As a Newborn Care Specialist and Postpartum Doula it is my responsibility to educate sleepless parents on the fundamentals of sleep, support new parents with infant care, emotional and physical recovery, as well as bonding and soothing techniques. Oftentimes, I work with parents who are stressed and overwhelmed. In today’s hectic world, one of my recommendations for staying calm is to go outside - the grounding effects of being in nature is one of the best ways to stay healthy and positive.
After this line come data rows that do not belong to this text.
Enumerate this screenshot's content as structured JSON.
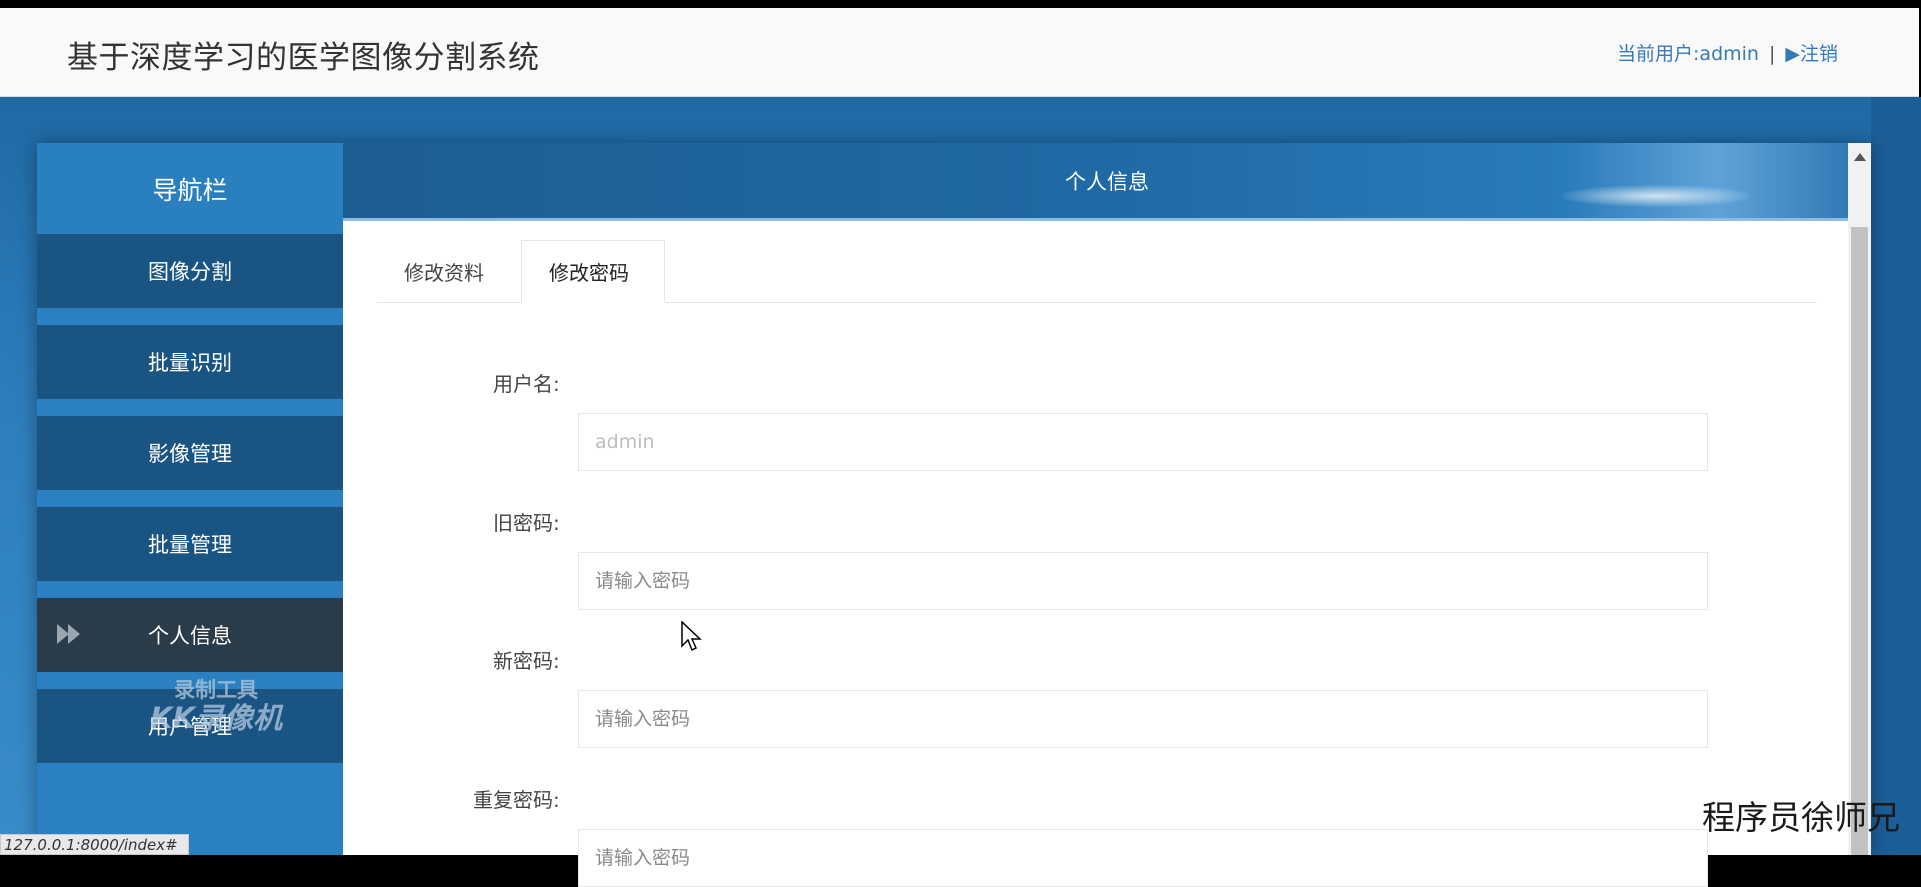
{
  "app": {
    "title": "基于深度学习的医学图像分割系统",
    "current_user": "当前用户:admin",
    "separator": "|",
    "logout": "▶注销"
  },
  "sidebar": {
    "header": "导航栏",
    "items": [
      {
        "label": "图像分割",
        "active": false
      },
      {
        "label": "批量识别",
        "active": false
      },
      {
        "label": "影像管理",
        "active": false
      },
      {
        "label": "批量管理",
        "active": false
      },
      {
        "label": "个人信息",
        "active": true
      },
      {
        "label": "用户管理",
        "active": false
      }
    ]
  },
  "content": {
    "header": "个人信息",
    "tabs": [
      {
        "label": "修改资料",
        "active": false
      },
      {
        "label": "修改密码",
        "active": true
      }
    ],
    "form": {
      "username_label": "用户名:",
      "username_placeholder": "admin",
      "old_password_label": "旧密码:",
      "old_password_placeholder": "请输入密码",
      "new_password_label": "新密码:",
      "new_password_placeholder": "请输入密码",
      "repeat_password_label": "重复密码:",
      "repeat_password_placeholder": "请输入密码"
    }
  },
  "overlay": {
    "watermark_line1": "录制工具",
    "watermark_line2": "KK录像机",
    "author": "程序员徐师兄",
    "status_url": "127.0.0.1:8000/index#"
  },
  "colors": {
    "accent": "#337ab7",
    "sidebar_item": "#1a5482",
    "sidebar_active": "#2a3b4a",
    "background": "#2a7fbf"
  }
}
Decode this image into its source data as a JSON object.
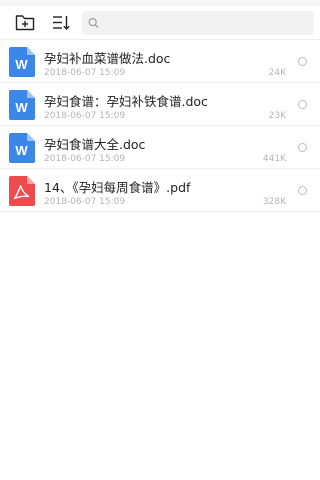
{
  "toolbar": {
    "new_folder_icon": "folder-plus-icon",
    "sort_icon": "sort-icon",
    "search_icon": "search-icon",
    "search_placeholder": "",
    "search_value": ""
  },
  "files": [
    {
      "name": "孕妇补血菜谱做法.doc",
      "date": "2018-06-07 15:09",
      "size": "24K",
      "type": "doc",
      "icon": "word-doc-icon",
      "icon_color": "#3b87e8"
    },
    {
      "name": "孕妇食谱：孕妇补铁食谱.doc",
      "date": "2018-06-07 15:09",
      "size": "23K",
      "type": "doc",
      "icon": "word-doc-icon",
      "icon_color": "#3b87e8"
    },
    {
      "name": "孕妇食谱大全.doc",
      "date": "2018-06-07 15:09",
      "size": "441K",
      "type": "doc",
      "icon": "word-doc-icon",
      "icon_color": "#3b87e8"
    },
    {
      "name": "14、《孕妇每周食谱》.pdf",
      "date": "2018-06-07 15:09",
      "size": "328K",
      "type": "pdf",
      "icon": "pdf-icon",
      "icon_color": "#ee4c4c"
    }
  ]
}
Being out in nature became my medicine throughout my pregnancy. However, it wasn’t an easy process. I struggled with unexplained infertility for years before getting pregnant. I saw several fertility specialists and went outside my network for second and third opinions. I changed my diet, added extra vitamins, workouts, “fertility” smoothies, acupuncture and meditation to my life. I finally felt like I had found a routine that was working for me.
Then I stared IVF. I was ordered by my doctors not to exercise for weeks and months at a time. My body was so confused and crazed from all the fertility drugs pumping through my blood and the emotions that came with them. I lost a sense of control over myself and wasn’t sure how to regain that feeling of being in tune with my emotions. IVF hijacks your life. My day no longer revolved around my perfectly planned healthy meals, exercise and work. My life orbited around blood draws, doctors’ appointments, medications, daily shots, and uncomfortable procedures.
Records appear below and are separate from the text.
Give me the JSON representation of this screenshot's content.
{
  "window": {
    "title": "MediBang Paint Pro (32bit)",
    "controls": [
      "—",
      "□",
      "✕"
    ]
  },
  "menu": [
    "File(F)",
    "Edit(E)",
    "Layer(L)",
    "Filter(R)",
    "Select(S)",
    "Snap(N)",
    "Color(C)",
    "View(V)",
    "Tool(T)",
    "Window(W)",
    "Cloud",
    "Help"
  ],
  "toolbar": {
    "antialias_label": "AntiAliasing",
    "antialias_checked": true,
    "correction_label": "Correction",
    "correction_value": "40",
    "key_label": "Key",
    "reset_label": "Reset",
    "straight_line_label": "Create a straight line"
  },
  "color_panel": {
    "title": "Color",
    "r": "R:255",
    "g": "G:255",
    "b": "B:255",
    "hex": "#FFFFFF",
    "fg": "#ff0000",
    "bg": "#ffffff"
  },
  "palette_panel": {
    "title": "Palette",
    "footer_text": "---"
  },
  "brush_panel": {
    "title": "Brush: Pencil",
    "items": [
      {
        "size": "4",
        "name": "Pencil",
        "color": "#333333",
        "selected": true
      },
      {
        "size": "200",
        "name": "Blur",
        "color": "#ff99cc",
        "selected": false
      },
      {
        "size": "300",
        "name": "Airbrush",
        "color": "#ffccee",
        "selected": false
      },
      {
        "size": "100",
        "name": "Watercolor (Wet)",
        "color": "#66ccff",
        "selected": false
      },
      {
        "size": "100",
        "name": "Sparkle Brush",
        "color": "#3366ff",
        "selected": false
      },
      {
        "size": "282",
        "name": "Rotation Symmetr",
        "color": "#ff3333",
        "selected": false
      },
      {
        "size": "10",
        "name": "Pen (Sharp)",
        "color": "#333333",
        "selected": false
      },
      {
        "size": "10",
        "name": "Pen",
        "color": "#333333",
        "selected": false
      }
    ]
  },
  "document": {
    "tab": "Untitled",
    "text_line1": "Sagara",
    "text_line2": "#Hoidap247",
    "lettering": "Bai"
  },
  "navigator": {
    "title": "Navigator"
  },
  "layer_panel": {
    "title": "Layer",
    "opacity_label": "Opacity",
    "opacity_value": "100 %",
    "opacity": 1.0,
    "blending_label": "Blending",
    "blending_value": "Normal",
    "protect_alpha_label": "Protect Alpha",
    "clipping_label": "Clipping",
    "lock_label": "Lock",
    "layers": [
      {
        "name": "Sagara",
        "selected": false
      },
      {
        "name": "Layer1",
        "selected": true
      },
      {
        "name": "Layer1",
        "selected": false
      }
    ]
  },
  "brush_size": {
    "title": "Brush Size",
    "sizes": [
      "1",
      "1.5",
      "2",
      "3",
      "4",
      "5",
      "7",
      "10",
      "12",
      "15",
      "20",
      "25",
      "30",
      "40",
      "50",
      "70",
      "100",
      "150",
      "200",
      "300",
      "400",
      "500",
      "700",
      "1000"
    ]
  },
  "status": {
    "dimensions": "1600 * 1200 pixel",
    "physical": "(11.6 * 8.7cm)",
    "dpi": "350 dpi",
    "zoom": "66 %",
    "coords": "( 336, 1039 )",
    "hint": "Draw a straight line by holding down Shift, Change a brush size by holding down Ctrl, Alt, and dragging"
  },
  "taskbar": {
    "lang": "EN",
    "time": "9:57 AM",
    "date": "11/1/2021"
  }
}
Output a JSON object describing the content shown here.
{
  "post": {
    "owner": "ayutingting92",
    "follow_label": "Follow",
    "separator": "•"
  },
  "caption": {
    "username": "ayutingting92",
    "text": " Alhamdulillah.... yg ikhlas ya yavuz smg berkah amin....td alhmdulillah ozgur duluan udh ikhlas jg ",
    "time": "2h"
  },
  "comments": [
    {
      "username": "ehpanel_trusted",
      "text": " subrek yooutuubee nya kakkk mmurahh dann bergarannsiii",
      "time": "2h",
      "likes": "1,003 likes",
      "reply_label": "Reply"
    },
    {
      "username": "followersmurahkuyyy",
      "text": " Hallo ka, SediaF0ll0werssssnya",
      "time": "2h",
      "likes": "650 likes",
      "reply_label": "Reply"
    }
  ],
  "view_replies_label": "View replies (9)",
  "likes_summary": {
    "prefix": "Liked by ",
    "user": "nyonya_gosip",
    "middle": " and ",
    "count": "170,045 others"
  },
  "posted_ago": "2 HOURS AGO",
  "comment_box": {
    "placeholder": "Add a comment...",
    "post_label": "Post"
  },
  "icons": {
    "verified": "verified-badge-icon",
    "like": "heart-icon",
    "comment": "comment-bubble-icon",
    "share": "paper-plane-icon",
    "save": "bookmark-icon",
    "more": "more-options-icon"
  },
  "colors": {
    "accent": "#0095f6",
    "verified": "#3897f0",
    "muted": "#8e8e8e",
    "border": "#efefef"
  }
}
When I finally got pregnant and was cleared to begin exercising again around 6-8 weeks, I was terrified. I felt so out of shape from the past year of hormone shots, lack of exercise and weight gain. I was nervous that anything strenuous would cause me to miscarry. I experienced morning sickness and could hardly keep saltines and water down. I lost 8lbs in my first trimester and thought to myself, “How could I possibly find a way to exercise when walking down the hall to the bathroom or a simple trip to the grocery store was leaving me short of breath and ready to climb back into bed?”
I started feeling better at the start of my second trimester. I was throwing up less, had more energy, and for the first time in months, was eating because I was hungry, not out of necessity to give nourishment to my growing baby.
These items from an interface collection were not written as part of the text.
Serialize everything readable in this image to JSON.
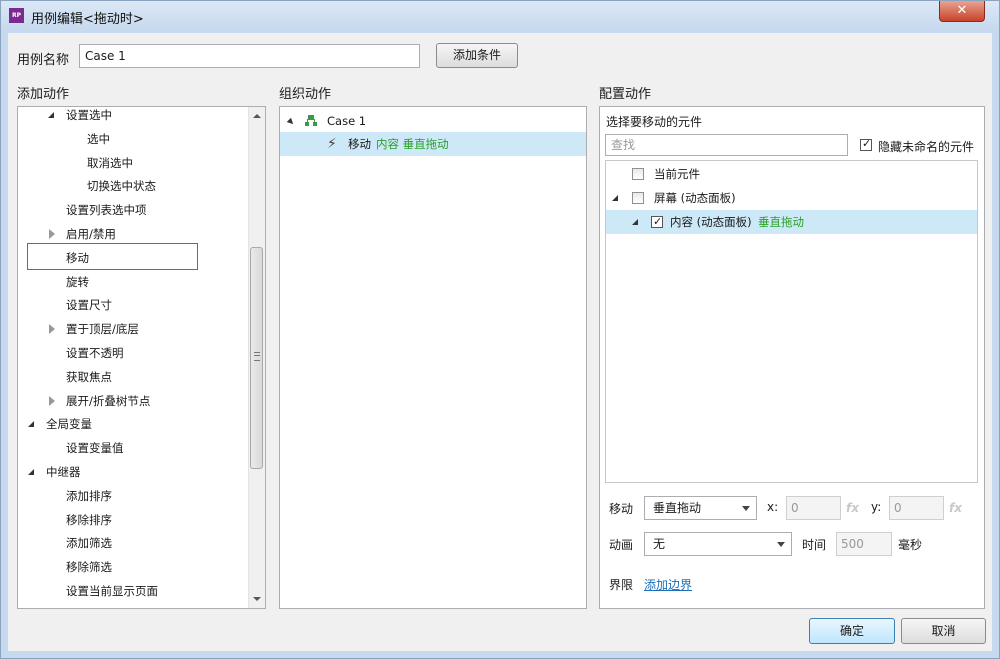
{
  "window": {
    "title": "用例编辑<拖动时>",
    "icon_text": "RP",
    "close": "✕"
  },
  "case_name": {
    "label": "用例名称",
    "value": "Case 1",
    "add_condition": "添加条件"
  },
  "add_actions": {
    "heading": "添加动作",
    "items": [
      {
        "label": "设置选中",
        "level": 1,
        "expander": "open"
      },
      {
        "label": "选中",
        "level": 2
      },
      {
        "label": "取消选中",
        "level": 2
      },
      {
        "label": "切换选中状态",
        "level": 2
      },
      {
        "label": "设置列表选中项",
        "level": 1
      },
      {
        "label": "启用/禁用",
        "level": 1,
        "expander": "closed"
      },
      {
        "label": "移动",
        "level": 1,
        "highlighted": true
      },
      {
        "label": "旋转",
        "level": 1
      },
      {
        "label": "设置尺寸",
        "level": 1
      },
      {
        "label": "置于顶层/底层",
        "level": 1,
        "expander": "closed"
      },
      {
        "label": "设置不透明",
        "level": 1
      },
      {
        "label": "获取焦点",
        "level": 1
      },
      {
        "label": "展开/折叠树节点",
        "level": 1,
        "expander": "closed"
      },
      {
        "label": "全局变量",
        "level": 0,
        "expander": "open"
      },
      {
        "label": "设置变量值",
        "level": 1
      },
      {
        "label": "中继器",
        "level": 0,
        "expander": "open"
      },
      {
        "label": "添加排序",
        "level": 1
      },
      {
        "label": "移除排序",
        "level": 1
      },
      {
        "label": "添加筛选",
        "level": 1
      },
      {
        "label": "移除筛选",
        "level": 1
      },
      {
        "label": "设置当前显示页面",
        "level": 1
      }
    ]
  },
  "organize_actions": {
    "heading": "组织动作",
    "case_label": "Case 1",
    "action_prefix": "移动",
    "action_target": "内容 垂直拖动"
  },
  "configure_actions": {
    "heading": "配置动作",
    "select_label": "选择要移动的元件",
    "search_placeholder": "查找",
    "hide_unnamed": "隐藏未命名的元件",
    "widgets": [
      {
        "label": "当前元件",
        "checked": false
      },
      {
        "label": "屏幕 (动态面板)",
        "checked": false
      },
      {
        "label": "内容 (动态面板)",
        "suffix": "垂直拖动",
        "checked": true
      }
    ],
    "move_label": "移动",
    "move_value": "垂直拖动",
    "x_label": "x:",
    "x_value": "0",
    "y_label": "y:",
    "y_value": "0",
    "fx": "fx",
    "anim_label": "动画",
    "anim_value": "无",
    "time_label": "时间",
    "time_value": "500",
    "ms_label": "毫秒",
    "bounds_label": "界限",
    "bounds_link": "添加边界"
  },
  "footer": {
    "ok": "确定",
    "cancel": "取消"
  }
}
I started taking my dog for evening walks after work and spending more time outside. I realized that this “grounding” feeling of being outdoors was the thing I needed most to feel like myself again. Even in the rainy and cold months of winter, I enjoyed the sweet smells of the wet grass and my bundled up strolls beside my husband. When I stayed home binge watching Netflix on the couch, my morning sickness and unsettled feelings returned. If I went outside, those feelings went away almost instantly.
During my journey, I have learned just how unique each woman and her pregnancy is. Some women can continue going to CrossFit, some are ordered on bed rest. I had to give myself permission to listen to my body and allow this time to slow down and not feel guilty that I wasn't doing more.
Now that I am further along in my pregnancy I am slowly getting back into a new modified exercise routine. I am still taking it slow, allowing myself the indulgence of breaks and modifications. With summer quickly approaching, I spend as much time outside as I can, enjoying each day and listening to what my body is telling me. After all, I am growing a human inside me.
This article was written by Heidi Lovens, Certified Happiest Baby on the Block Educator (CHBE), Postpartum Doula, Newborn Care Specialist and Certified Placenta Specialist based in the San Francisco Bay Area. She specializes in educating sleepless parents on the fundamentals and importance of sleep, supporting new parents with infant care, emotional and physical recovery, bonding and soothing techniques.